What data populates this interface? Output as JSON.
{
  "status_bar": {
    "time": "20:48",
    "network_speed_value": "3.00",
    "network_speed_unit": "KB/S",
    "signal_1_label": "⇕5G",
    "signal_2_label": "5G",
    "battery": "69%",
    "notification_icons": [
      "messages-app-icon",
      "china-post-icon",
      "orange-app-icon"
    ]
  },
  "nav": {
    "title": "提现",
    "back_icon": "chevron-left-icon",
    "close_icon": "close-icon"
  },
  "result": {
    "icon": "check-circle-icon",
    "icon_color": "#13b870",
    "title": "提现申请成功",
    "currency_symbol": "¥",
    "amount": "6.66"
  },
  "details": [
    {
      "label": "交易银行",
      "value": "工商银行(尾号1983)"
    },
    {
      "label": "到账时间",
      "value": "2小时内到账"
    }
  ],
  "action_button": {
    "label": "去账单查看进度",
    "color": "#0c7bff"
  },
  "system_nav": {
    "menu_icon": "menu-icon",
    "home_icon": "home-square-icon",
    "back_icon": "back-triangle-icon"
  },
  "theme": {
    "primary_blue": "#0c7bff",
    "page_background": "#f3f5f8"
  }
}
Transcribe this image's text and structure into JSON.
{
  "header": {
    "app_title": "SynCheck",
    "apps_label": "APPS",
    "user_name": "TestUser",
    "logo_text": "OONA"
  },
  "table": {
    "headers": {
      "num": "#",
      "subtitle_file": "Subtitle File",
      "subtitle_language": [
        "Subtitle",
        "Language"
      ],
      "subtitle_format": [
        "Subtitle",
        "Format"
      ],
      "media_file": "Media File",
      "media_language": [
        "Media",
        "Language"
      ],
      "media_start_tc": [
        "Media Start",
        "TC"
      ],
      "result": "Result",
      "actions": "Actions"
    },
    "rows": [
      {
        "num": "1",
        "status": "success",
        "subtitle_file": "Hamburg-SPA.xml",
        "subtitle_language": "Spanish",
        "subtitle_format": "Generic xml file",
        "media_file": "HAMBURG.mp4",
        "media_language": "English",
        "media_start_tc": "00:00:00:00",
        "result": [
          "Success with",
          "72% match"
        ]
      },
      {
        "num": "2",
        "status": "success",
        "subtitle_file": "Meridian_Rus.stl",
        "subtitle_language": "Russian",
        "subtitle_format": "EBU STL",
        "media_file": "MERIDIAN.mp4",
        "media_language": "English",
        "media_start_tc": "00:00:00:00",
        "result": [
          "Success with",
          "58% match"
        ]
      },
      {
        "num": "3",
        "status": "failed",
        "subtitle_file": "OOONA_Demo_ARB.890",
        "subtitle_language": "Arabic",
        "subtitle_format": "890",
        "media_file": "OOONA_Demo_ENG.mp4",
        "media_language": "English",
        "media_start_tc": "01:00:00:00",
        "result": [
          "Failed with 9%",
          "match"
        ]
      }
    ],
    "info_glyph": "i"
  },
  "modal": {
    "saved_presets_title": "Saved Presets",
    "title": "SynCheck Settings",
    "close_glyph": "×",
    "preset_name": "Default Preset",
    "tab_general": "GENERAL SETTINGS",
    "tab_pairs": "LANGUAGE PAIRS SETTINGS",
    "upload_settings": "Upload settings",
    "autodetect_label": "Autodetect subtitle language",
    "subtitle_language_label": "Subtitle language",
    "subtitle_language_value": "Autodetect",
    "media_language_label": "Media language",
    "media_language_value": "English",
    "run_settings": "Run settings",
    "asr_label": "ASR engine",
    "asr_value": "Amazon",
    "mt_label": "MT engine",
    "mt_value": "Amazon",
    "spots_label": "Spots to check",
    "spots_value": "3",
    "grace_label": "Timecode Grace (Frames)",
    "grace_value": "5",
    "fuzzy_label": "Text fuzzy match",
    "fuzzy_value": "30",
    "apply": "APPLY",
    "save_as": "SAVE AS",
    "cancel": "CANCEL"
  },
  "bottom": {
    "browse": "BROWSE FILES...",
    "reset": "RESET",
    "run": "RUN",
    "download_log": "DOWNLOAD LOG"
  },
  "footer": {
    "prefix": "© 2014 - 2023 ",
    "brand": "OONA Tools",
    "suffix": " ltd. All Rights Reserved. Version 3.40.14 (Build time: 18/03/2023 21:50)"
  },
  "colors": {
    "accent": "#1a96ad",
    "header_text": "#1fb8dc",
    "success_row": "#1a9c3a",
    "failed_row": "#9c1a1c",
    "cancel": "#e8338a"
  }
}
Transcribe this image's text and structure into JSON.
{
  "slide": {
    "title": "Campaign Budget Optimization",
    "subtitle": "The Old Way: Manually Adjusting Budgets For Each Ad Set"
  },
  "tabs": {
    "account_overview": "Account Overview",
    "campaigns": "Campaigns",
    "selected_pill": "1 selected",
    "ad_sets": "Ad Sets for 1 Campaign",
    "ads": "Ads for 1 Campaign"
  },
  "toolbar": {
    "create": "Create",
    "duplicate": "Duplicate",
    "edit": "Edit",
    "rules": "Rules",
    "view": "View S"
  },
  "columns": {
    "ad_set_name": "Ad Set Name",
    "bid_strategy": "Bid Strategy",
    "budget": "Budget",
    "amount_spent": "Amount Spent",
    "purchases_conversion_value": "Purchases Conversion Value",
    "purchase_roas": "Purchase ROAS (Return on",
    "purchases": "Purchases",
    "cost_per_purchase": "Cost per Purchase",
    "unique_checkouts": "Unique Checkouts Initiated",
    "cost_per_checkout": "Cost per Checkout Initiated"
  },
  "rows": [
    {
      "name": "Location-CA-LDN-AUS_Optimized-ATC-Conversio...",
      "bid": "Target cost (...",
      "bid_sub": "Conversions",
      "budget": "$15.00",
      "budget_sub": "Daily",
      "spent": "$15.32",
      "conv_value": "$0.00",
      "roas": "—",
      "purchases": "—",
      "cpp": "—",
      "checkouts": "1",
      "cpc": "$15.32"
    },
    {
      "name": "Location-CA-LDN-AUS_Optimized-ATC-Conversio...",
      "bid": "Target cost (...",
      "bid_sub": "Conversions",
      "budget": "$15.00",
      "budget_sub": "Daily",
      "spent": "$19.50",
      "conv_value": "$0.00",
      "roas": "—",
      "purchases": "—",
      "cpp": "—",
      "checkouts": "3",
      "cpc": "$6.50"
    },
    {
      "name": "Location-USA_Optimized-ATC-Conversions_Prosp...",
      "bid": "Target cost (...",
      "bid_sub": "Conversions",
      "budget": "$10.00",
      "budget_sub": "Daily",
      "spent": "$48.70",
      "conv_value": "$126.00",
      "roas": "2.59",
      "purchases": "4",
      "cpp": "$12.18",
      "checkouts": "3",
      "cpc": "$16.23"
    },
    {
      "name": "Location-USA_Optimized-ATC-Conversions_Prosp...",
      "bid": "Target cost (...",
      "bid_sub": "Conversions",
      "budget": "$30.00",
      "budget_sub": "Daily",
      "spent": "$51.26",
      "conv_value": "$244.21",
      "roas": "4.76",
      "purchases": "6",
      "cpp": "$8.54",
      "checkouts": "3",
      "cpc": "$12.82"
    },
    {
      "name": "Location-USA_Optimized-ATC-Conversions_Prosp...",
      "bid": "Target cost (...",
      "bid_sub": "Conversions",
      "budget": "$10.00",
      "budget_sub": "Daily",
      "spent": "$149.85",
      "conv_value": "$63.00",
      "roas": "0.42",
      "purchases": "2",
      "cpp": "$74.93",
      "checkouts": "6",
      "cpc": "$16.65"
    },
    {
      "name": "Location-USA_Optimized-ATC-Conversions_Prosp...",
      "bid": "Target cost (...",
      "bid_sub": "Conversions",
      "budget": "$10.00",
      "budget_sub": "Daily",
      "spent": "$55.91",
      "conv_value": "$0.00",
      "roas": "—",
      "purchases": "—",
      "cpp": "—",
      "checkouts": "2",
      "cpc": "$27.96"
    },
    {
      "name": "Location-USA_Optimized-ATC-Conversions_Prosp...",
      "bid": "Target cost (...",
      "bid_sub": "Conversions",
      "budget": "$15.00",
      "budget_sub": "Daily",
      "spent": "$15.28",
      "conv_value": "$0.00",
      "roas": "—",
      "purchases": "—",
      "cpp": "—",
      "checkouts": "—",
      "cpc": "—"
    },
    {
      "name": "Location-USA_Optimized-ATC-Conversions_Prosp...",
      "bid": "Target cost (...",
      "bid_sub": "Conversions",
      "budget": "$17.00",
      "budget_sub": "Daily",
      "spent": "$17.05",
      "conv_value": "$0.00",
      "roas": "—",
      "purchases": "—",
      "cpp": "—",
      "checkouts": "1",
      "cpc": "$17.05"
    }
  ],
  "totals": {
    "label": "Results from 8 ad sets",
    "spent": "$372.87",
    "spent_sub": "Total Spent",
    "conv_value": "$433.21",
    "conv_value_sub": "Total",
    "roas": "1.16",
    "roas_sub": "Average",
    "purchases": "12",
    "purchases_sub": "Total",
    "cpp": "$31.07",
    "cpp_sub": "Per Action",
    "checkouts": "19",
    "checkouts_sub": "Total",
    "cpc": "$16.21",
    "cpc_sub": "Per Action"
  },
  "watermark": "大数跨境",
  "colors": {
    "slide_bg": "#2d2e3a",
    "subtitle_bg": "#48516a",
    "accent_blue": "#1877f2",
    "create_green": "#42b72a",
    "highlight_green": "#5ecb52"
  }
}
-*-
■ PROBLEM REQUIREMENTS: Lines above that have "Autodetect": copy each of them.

■ TASK SOLUTION:
    "autodetect_label": "Autodetect subtitle language",
    "subtitle_language_value": "Autodetect",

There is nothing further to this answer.